### Task requirements
In how many lines of the data does the word "JSON" appear? Give the number by itself.

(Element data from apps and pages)
○ ○ ○ ○ ○

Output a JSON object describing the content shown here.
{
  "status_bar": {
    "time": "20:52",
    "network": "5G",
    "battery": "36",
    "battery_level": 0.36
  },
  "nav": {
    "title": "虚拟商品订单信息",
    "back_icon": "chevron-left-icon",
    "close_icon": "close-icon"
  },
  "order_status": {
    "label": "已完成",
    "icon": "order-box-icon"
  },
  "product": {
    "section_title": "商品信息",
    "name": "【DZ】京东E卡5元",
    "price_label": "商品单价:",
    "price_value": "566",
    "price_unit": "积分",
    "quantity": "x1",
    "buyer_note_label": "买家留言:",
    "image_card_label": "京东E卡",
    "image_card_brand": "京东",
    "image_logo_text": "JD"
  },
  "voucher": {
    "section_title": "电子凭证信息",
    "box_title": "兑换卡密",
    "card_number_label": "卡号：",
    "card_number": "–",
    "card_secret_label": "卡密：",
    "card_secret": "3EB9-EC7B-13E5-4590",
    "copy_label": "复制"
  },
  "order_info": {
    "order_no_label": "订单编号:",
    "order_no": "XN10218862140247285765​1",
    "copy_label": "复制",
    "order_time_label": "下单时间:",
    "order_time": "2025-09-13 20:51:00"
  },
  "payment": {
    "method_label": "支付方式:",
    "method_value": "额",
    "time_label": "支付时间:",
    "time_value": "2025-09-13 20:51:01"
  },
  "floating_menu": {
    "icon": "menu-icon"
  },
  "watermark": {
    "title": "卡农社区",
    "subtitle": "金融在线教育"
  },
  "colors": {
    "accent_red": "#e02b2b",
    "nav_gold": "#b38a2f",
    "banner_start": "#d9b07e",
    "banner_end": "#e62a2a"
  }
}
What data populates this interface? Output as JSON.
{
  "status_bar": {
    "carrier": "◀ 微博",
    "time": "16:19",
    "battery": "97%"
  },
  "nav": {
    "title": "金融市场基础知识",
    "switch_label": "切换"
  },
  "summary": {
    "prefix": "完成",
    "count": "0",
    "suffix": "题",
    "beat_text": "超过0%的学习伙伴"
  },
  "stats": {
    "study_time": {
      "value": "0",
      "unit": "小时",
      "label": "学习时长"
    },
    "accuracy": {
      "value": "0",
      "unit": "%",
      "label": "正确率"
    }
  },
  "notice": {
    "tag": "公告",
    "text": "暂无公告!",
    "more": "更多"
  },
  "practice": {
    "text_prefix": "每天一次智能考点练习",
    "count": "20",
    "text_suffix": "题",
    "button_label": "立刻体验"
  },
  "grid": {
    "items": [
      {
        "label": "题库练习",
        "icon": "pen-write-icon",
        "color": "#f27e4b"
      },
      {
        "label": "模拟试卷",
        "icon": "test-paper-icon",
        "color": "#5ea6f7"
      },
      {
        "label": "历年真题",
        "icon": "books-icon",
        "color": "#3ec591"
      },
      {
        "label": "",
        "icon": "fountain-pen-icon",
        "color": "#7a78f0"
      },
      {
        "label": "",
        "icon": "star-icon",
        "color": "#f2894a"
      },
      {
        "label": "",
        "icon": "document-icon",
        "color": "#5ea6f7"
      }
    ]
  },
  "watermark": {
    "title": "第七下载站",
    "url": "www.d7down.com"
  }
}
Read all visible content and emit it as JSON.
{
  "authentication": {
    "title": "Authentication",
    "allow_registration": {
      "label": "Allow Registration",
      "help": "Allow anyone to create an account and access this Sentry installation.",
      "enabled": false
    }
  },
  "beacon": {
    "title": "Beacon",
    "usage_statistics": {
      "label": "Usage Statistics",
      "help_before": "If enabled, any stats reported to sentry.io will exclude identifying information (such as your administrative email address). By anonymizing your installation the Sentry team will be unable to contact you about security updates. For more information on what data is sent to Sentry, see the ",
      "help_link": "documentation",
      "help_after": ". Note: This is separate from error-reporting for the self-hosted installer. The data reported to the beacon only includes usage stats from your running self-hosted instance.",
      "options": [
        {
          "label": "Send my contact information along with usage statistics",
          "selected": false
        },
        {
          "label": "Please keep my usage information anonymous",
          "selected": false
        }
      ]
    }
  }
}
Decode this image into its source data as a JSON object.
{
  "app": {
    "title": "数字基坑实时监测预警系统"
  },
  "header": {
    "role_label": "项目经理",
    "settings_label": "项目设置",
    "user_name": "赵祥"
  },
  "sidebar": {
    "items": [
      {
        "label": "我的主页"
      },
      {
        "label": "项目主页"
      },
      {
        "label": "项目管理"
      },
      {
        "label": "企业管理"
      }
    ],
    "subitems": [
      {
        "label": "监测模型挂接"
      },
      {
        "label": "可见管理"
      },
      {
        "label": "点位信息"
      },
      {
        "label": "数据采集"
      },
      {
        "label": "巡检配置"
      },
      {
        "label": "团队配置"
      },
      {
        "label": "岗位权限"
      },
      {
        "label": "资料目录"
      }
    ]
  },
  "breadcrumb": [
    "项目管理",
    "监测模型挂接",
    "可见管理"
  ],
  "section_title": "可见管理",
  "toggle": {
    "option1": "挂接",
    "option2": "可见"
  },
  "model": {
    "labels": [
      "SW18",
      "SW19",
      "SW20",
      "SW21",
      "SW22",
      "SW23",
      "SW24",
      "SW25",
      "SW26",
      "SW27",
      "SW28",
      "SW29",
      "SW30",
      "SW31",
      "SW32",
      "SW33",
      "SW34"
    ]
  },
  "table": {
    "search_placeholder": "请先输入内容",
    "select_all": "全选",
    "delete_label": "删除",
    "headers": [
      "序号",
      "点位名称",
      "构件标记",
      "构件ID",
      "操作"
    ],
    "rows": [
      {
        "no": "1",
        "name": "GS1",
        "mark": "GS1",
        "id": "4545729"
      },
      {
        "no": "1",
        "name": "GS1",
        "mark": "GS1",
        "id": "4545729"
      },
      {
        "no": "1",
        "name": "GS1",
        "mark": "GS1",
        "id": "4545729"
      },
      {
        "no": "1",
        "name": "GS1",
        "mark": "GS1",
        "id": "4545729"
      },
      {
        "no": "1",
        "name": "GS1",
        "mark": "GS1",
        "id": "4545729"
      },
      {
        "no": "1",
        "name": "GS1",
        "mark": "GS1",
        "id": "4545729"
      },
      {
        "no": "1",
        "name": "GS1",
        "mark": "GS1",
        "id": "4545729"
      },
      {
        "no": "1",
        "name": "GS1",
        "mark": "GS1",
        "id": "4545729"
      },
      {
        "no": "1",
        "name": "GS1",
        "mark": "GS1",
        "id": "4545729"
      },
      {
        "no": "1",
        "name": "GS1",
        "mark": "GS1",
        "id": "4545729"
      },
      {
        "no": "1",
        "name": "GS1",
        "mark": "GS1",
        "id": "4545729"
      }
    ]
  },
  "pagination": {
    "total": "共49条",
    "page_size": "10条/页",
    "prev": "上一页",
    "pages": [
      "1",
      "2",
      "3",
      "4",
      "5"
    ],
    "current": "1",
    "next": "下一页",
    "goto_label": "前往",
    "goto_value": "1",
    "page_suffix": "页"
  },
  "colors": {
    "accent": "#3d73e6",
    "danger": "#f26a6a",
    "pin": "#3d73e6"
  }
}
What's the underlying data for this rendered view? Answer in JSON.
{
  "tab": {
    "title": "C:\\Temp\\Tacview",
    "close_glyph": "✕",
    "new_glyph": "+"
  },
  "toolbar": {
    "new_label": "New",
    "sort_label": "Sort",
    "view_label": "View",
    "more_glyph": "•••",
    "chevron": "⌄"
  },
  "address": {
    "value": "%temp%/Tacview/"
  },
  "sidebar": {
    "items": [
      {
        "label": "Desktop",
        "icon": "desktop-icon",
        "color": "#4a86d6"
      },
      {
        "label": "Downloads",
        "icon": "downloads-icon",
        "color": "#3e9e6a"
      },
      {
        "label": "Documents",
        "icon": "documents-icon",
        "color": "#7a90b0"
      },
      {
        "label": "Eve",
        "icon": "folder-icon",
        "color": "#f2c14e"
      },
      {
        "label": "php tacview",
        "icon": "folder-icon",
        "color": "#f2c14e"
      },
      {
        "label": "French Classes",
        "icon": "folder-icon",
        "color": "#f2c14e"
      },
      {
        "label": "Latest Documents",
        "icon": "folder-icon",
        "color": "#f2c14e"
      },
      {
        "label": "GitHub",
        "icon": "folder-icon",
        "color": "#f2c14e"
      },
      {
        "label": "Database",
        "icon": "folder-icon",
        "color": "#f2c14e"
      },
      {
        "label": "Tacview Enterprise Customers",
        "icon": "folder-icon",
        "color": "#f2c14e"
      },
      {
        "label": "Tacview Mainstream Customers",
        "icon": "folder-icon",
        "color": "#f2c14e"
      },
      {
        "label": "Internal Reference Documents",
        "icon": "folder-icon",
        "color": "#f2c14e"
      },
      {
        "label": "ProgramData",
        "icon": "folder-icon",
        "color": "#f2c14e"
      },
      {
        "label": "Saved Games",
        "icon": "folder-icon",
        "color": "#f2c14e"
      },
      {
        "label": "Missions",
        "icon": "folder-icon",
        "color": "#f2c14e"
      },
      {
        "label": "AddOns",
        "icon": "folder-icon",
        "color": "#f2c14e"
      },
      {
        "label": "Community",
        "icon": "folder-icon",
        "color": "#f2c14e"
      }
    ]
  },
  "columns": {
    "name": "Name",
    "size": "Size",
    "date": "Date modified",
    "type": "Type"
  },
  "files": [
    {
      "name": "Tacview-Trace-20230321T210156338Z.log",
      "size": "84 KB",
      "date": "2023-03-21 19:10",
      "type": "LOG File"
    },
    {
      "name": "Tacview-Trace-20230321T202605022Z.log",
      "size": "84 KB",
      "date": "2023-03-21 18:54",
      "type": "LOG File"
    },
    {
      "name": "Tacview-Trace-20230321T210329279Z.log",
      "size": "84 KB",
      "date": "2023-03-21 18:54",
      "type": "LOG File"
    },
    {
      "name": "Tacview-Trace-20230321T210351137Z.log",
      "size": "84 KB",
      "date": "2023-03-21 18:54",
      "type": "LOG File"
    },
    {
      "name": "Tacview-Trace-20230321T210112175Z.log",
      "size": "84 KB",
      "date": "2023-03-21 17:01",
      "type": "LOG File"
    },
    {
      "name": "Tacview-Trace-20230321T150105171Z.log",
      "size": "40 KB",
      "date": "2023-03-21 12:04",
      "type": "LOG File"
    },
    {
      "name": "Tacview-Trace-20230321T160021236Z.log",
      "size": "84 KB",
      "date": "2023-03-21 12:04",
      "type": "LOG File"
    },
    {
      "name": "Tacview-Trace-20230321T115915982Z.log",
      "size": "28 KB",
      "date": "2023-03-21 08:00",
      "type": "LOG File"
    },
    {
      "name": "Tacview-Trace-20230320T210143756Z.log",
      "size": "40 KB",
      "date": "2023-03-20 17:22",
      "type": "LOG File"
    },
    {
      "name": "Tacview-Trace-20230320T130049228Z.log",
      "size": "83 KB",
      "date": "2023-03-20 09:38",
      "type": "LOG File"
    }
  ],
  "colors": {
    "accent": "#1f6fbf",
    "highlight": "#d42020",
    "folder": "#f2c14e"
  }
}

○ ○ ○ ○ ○

### Output for this task
5